* Instructions for the task:
Please return the full listing word for word, leaving out any pictures.

▬▬▬

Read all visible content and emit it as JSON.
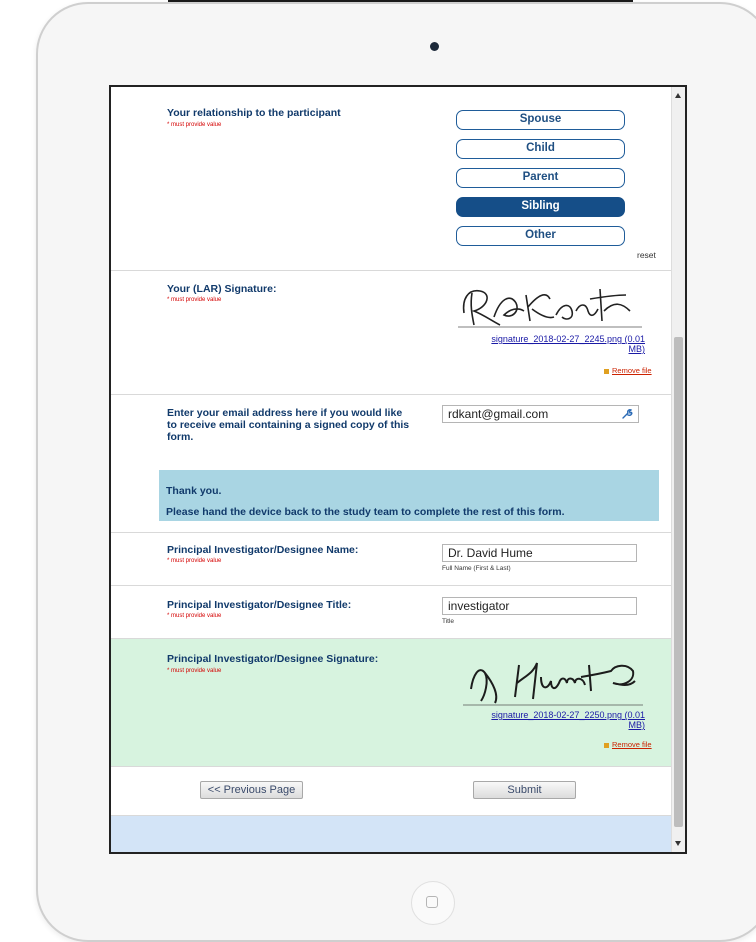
{
  "relationship": {
    "label": "Your relationship to the participant",
    "required": "* must provide value",
    "options": [
      "Spouse",
      "Child",
      "Parent",
      "Sibling",
      "Other"
    ],
    "selected": "Sibling",
    "reset": "reset"
  },
  "lar_signature": {
    "label": "Your (LAR) Signature:",
    "required": "* must provide value",
    "file_line1": "signature_2018-02-27_2245.png (0.01",
    "file_line2": "MB)",
    "remove": "Remove file"
  },
  "email": {
    "label_line1": "Enter your email address here if you would like",
    "label_line2": "to receive email containing a signed copy of this",
    "label_line3": "form.",
    "value": "rdkant@gmail.com"
  },
  "notice": {
    "line1": "Thank you.",
    "line2": "Please hand the device back to the study team to complete the rest of this form."
  },
  "pi_name": {
    "label": "Principal Investigator/Designee Name:",
    "required": "* must provide value",
    "value": "Dr. David Hume",
    "note": "Full Name (First & Last)"
  },
  "pi_title": {
    "label": "Principal Investigator/Designee Title:",
    "required": "* must provide value",
    "value": "investigator",
    "note": "Title"
  },
  "pi_signature": {
    "label": "Principal Investigator/Designee Signature:",
    "required": "* must provide value",
    "file_line1": "signature_2018-02-27_2250.png (0.01",
    "file_line2": "MB)",
    "remove": "Remove file"
  },
  "nav": {
    "previous": "<< Previous Page",
    "submit": "Submit"
  },
  "colors": {
    "selected": "#154e88",
    "notice_bg": "#a9d5e3",
    "highlight_bg": "#d7f3df",
    "footer_bg": "#d3e4f7"
  }
}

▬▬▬

* Answer section:
Read all visible content and emit it as JSON.
{
  "relationship": {
    "label": "Your relationship to the participant",
    "required": "* must provide value",
    "options": [
      "Spouse",
      "Child",
      "Parent",
      "Sibling",
      "Other"
    ],
    "selected": "Sibling",
    "reset": "reset"
  },
  "lar_signature": {
    "label": "Your (LAR) Signature:",
    "required": "* must provide value",
    "file_line1": "signature_2018-02-27_2245.png (0.01",
    "file_line2": "MB)",
    "remove": "Remove file"
  },
  "email": {
    "label_line1": "Enter your email address here if you would like",
    "label_line2": "to receive email containing a signed copy of this",
    "label_line3": "form.",
    "value": "rdkant@gmail.com"
  },
  "notice": {
    "line1": "Thank you.",
    "line2": "Please hand the device back to the study team to complete the rest of this form."
  },
  "pi_name": {
    "label": "Principal Investigator/Designee Name:",
    "required": "* must provide value",
    "value": "Dr. David Hume",
    "note": "Full Name (First & Last)"
  },
  "pi_title": {
    "label": "Principal Investigator/Designee Title:",
    "required": "* must provide value",
    "value": "investigator",
    "note": "Title"
  },
  "pi_signature": {
    "label": "Principal Investigator/Designee Signature:",
    "required": "* must provide value",
    "file_line1": "signature_2018-02-27_2250.png (0.01",
    "file_line2": "MB)",
    "remove": "Remove file"
  },
  "nav": {
    "previous": "<< Previous Page",
    "submit": "Submit"
  },
  "colors": {
    "selected": "#154e88",
    "notice_bg": "#a9d5e3",
    "highlight_bg": "#d7f3df",
    "footer_bg": "#d3e4f7"
  }
}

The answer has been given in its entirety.